--- Entries shown Enclosed Below ---
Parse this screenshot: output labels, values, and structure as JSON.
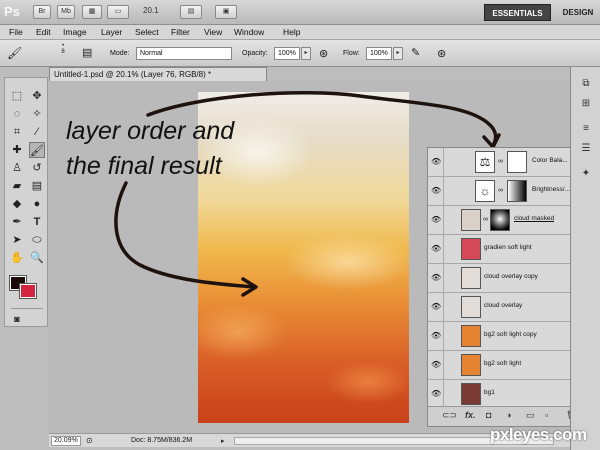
{
  "app": {
    "logo": "Ps",
    "zoom": "20.1",
    "workspace_active": "ESSENTIALS",
    "workspace_other": "DESIGN",
    "btn_br": "Br",
    "btn_mb": "Mb"
  },
  "menu": [
    "File",
    "Edit",
    "Image",
    "Layer",
    "Select",
    "Filter",
    "View",
    "Window",
    "Help"
  ],
  "options": {
    "brush_size": "8",
    "mode_label": "Mode:",
    "mode_value": "Normal",
    "opacity_label": "Opacity:",
    "opacity_value": "100%",
    "flow_label": "Flow:",
    "flow_value": "100%"
  },
  "document": {
    "tab_title": "Untitled-1.psd @ 20.1% (Layer 76, RGB/8) *"
  },
  "annotation": {
    "line1": "layer order and",
    "line2": "the final result"
  },
  "status": {
    "zoom": "20.09%",
    "doc_info": "Doc: 8.75M/836.2M"
  },
  "layers": [
    {
      "name": "Color Bala...",
      "type": "adjustment-balance",
      "thumb": "#ffffff"
    },
    {
      "name": "Brightness/...",
      "type": "adjustment-brightness",
      "thumb": "#ffffff"
    },
    {
      "name": "cloud masked",
      "type": "masked",
      "thumb": "#d9d0c8"
    },
    {
      "name": "gradien soft light",
      "type": "pixel",
      "thumb": "#d64a58"
    },
    {
      "name": "cloud overlay copy",
      "type": "pixel",
      "thumb": "#e2ddd8"
    },
    {
      "name": "cloud overlay",
      "type": "pixel",
      "thumb": "#e2ddd8"
    },
    {
      "name": "bg2 sofr light copy",
      "type": "pixel",
      "thumb": "#e48433"
    },
    {
      "name": "bg2 sofr light",
      "type": "pixel",
      "thumb": "#e48433"
    },
    {
      "name": "bg1",
      "type": "pixel",
      "thumb": "#7a3b35"
    }
  ],
  "colors": {
    "foreground": "#1a0a0a",
    "background": "#d2233f"
  },
  "watermark": "pxleyes.com"
}
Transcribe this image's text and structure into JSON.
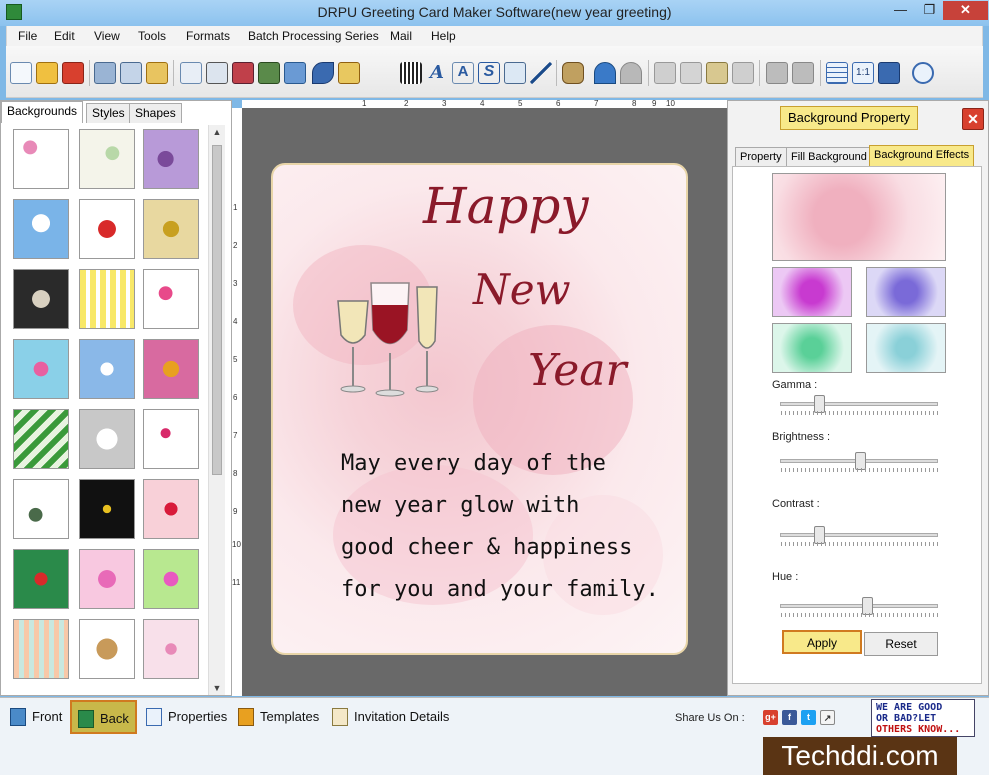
{
  "window": {
    "title": "DRPU Greeting Card Maker Software(new year greeting)",
    "minimize": "—",
    "restore": "❐",
    "close": "✕"
  },
  "menu": [
    "File",
    "Edit",
    "View",
    "Tools",
    "Formats",
    "Batch Processing Series",
    "Mail",
    "Help"
  ],
  "left_tabs": [
    "Backgrounds",
    "Styles",
    "Shapes"
  ],
  "ruler_h": [
    "1",
    "2",
    "3",
    "4",
    "5",
    "6",
    "7",
    "8",
    "9",
    "10"
  ],
  "ruler_v": [
    "1",
    "2",
    "3",
    "4",
    "5",
    "6",
    "7",
    "8",
    "9",
    "10",
    "11"
  ],
  "card": {
    "line1": "Happy",
    "line2": "New",
    "line3": "Year",
    "message": "May every day of the\nnew year glow with\ngood cheer & happiness\nfor you and your family."
  },
  "right_panel": {
    "header": "Background Property",
    "close": "✕",
    "tabs": [
      "Property",
      "Fill Background",
      "Background Effects"
    ],
    "sliders": [
      {
        "label": "Gamma :",
        "value": 0.23
      },
      {
        "label": "Brightness :",
        "value": 0.51
      },
      {
        "label": "Contrast :",
        "value": 0.23
      },
      {
        "label": "Hue :",
        "value": 0.56
      }
    ],
    "apply": "Apply",
    "reset": "Reset"
  },
  "bottom": {
    "front": "Front",
    "back": "Back",
    "properties": "Properties",
    "templates": "Templates",
    "invitation": "Invitation Details",
    "share": "Share Us On :",
    "goodbad": [
      "WE ARE GOOD",
      "OR BAD?LET",
      "OTHERS KNOW..."
    ],
    "watermark": "Techddi.com"
  },
  "colors": {
    "accent": "#f8e98a",
    "title_text": "#8a1a2a",
    "selected_border": "#d07a20"
  }
}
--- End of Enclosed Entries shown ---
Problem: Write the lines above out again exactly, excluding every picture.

Solution to this exercise:
Parse this screenshot: output labels, values, and structure as JSON.
{
  "app": {
    "logo": "Ps",
    "zoom": "20.1",
    "workspace_active": "ESSENTIALS",
    "workspace_other": "DESIGN",
    "btn_br": "Br",
    "btn_mb": "Mb"
  },
  "menu": [
    "File",
    "Edit",
    "Image",
    "Layer",
    "Select",
    "Filter",
    "View",
    "Window",
    "Help"
  ],
  "options": {
    "brush_size": "8",
    "mode_label": "Mode:",
    "mode_value": "Normal",
    "opacity_label": "Opacity:",
    "opacity_value": "100%",
    "flow_label": "Flow:",
    "flow_value": "100%"
  },
  "document": {
    "tab_title": "Untitled-1.psd @ 20.1% (Layer 76, RGB/8) *"
  },
  "annotation": {
    "line1": "layer order and",
    "line2": "the final result"
  },
  "status": {
    "zoom": "20.09%",
    "doc_info": "Doc: 8.75M/836.2M"
  },
  "layers": [
    {
      "name": "Color Bala...",
      "type": "adjustment-balance",
      "thumb": "#ffffff"
    },
    {
      "name": "Brightness/...",
      "type": "adjustment-brightness",
      "thumb": "#ffffff"
    },
    {
      "name": "cloud masked",
      "type": "masked",
      "thumb": "#d9d0c8"
    },
    {
      "name": "gradien soft light",
      "type": "pixel",
      "thumb": "#d64a58"
    },
    {
      "name": "cloud overlay copy",
      "type": "pixel",
      "thumb": "#e2ddd8"
    },
    {
      "name": "cloud overlay",
      "type": "pixel",
      "thumb": "#e2ddd8"
    },
    {
      "name": "bg2 sofr light copy",
      "type": "pixel",
      "thumb": "#e48433"
    },
    {
      "name": "bg2 sofr light",
      "type": "pixel",
      "thumb": "#e48433"
    },
    {
      "name": "bg1",
      "type": "pixel",
      "thumb": "#7a3b35"
    }
  ],
  "colors": {
    "foreground": "#1a0a0a",
    "background": "#d2233f"
  },
  "watermark": "pxleyes.com"
}
Transcribe this image's text and structure into JSON.
{
  "window": {
    "title": "DRPU Greeting Card Maker Software(new year greeting)",
    "minimize": "—",
    "restore": "❐",
    "close": "✕"
  },
  "menu": [
    "File",
    "Edit",
    "View",
    "Tools",
    "Formats",
    "Batch Processing Series",
    "Mail",
    "Help"
  ],
  "left_tabs": [
    "Backgrounds",
    "Styles",
    "Shapes"
  ],
  "ruler_h": [
    "1",
    "2",
    "3",
    "4",
    "5",
    "6",
    "7",
    "8",
    "9",
    "10"
  ],
  "ruler_v": [
    "1",
    "2",
    "3",
    "4",
    "5",
    "6",
    "7",
    "8",
    "9",
    "10",
    "11"
  ],
  "card": {
    "line1": "Happy",
    "line2": "New",
    "line3": "Year",
    "message": "May every day of the\nnew year glow with\ngood cheer & happiness\nfor you and your family."
  },
  "right_panel": {
    "header": "Background Property",
    "close": "✕",
    "tabs": [
      "Property",
      "Fill Background",
      "Background Effects"
    ],
    "sliders": [
      {
        "label": "Gamma :",
        "value": 0.23
      },
      {
        "label": "Brightness :",
        "value": 0.51
      },
      {
        "label": "Contrast :",
        "value": 0.23
      },
      {
        "label": "Hue :",
        "value": 0.56
      }
    ],
    "apply": "Apply",
    "reset": "Reset"
  },
  "bottom": {
    "front": "Front",
    "back": "Back",
    "properties": "Properties",
    "templates": "Templates",
    "invitation": "Invitation Details",
    "share": "Share Us On :",
    "goodbad": [
      "WE ARE GOOD",
      "OR BAD?LET",
      "OTHERS KNOW..."
    ],
    "watermark": "Techddi.com"
  },
  "colors": {
    "accent": "#f8e98a",
    "title_text": "#8a1a2a",
    "selected_border": "#d07a20"
  }
}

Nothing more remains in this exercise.